Next time you are be bopping around your garden find a place for bee balm. You’d swear Dr. Seuss drew them into your landscape just for a touch of whimsy. Bee balm or Monarda is one of those “unappreciated” flowers. Bees and hummingbirds certainly make a fuss over it where-ever they find it and Danielle Ferguson thinks we should too “I love how long it flowers. You get such a long season of color out of it.” Ferguson, who once designed gardens for Portlanders, now owns Ferguson’s Fragrant Nursery a stones throw from Champoeg Park.
As a veteran “bee balmer” Danielle has some good tips about growing it. Once considered a weed, it generally grew in just one color. Now, since plant breeders got their hands on it, you’ll find the more disease resistant flowers in red, scarlet, pink, lilac and kind of a raspberry color. The flowers (which resemble the feathers on a ladies 1940’s hat) strike a pose atop strong stems growing anywhere from one to five feet tall. I like it best combined with simple flowers; Black eyed Susan, Purple coneflower or coreopsis, but it adds a very different texture growing just about anywhere in sun or part shade.
It is a weird plant with a flowery past. The name apparently comes from its old herbal use as a poultice to stop the pain of bee stings. The Oswego Indians made it into a tea and the brewed leaves became a popular substitute following the Boston Tea Party. Some people say it has the taste of Earl Grey tea. After steeping a cup myself, I think they’re fudging the truth.
Some experts describe Monarda as “invasive” but that’s where Ferguson takes exception, “It spreads, but it’s not like ivy. It won’t climb up a tree” and choke it out. Before you panic and call out the National Guard to stake the perimeter and stop the bee balm invasion, let me just say there are good points to “spreaders.” It is a great plant to use if you’ve got a lot of property and want tons of long lasting flowers to cover a lot of ground quickly.” And Ferguson reminds us of another talent; bee balm “is wonderfully drought tolerant. I can plant it somewhere without water and it will do just fine.”
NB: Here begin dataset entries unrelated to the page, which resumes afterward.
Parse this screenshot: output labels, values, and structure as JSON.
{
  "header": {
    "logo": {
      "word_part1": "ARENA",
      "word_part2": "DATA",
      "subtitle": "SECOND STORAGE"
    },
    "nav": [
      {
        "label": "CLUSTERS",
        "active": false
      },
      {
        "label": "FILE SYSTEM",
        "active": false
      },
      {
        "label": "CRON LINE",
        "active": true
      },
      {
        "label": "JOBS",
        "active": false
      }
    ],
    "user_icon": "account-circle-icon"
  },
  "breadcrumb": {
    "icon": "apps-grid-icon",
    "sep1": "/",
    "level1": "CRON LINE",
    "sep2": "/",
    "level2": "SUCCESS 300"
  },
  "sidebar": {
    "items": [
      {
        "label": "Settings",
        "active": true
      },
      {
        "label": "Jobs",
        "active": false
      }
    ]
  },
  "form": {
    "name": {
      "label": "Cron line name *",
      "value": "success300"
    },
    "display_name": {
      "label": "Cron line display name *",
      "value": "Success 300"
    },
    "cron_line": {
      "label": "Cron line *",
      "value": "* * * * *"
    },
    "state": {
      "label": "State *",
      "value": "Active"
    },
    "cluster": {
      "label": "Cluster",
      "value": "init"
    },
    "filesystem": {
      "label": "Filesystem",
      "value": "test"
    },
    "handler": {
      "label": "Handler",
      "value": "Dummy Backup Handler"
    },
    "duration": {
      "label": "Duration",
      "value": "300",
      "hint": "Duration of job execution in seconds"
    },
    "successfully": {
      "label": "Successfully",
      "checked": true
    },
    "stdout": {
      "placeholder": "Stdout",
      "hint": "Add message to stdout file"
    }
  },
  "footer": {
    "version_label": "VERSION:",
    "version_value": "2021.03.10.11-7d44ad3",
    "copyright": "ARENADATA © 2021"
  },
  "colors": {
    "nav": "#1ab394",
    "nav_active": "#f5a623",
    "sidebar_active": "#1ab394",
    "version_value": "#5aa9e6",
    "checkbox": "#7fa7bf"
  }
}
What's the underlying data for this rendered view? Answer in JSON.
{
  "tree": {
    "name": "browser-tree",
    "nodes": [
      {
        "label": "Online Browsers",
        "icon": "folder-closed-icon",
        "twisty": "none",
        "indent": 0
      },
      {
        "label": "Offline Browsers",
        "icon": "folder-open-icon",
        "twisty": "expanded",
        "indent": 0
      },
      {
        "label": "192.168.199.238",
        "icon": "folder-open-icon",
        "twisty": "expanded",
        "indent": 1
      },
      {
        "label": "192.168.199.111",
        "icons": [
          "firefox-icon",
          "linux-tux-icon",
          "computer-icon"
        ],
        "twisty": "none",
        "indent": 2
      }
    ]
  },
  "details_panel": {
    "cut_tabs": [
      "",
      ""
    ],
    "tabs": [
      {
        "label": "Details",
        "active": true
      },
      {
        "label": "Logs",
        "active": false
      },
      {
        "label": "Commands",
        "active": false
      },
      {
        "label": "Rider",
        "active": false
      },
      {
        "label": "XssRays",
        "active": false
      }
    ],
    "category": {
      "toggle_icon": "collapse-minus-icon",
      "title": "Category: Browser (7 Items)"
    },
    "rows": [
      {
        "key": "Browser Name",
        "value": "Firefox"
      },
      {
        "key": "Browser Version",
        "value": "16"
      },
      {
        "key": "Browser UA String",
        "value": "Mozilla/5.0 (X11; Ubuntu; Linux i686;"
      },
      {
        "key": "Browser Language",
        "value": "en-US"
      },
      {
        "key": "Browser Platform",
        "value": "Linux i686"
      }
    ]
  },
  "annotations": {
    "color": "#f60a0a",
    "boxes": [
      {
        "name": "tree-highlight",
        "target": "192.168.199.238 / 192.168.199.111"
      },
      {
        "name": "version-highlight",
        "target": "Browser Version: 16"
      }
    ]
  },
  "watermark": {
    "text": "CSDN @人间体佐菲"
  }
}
I’ve never had a problem with it taking up any more space than I’ve allowed. Now that’s not to say you won’t ever have to deal with it harshly. After all, as you can tell by its square stem, bee balm is a member of the mint family so you have to divide and conquer it every three years. Rest assured, Ferguson says it’s easy to get control “In the spring, dig out the center of the plant replant it. Then divvy-up what’s left to share with friends.” I often enjoy entering bee balm in my garden witness relocation program and give it a new home where it can be rediscovered as I be-bop around my yard.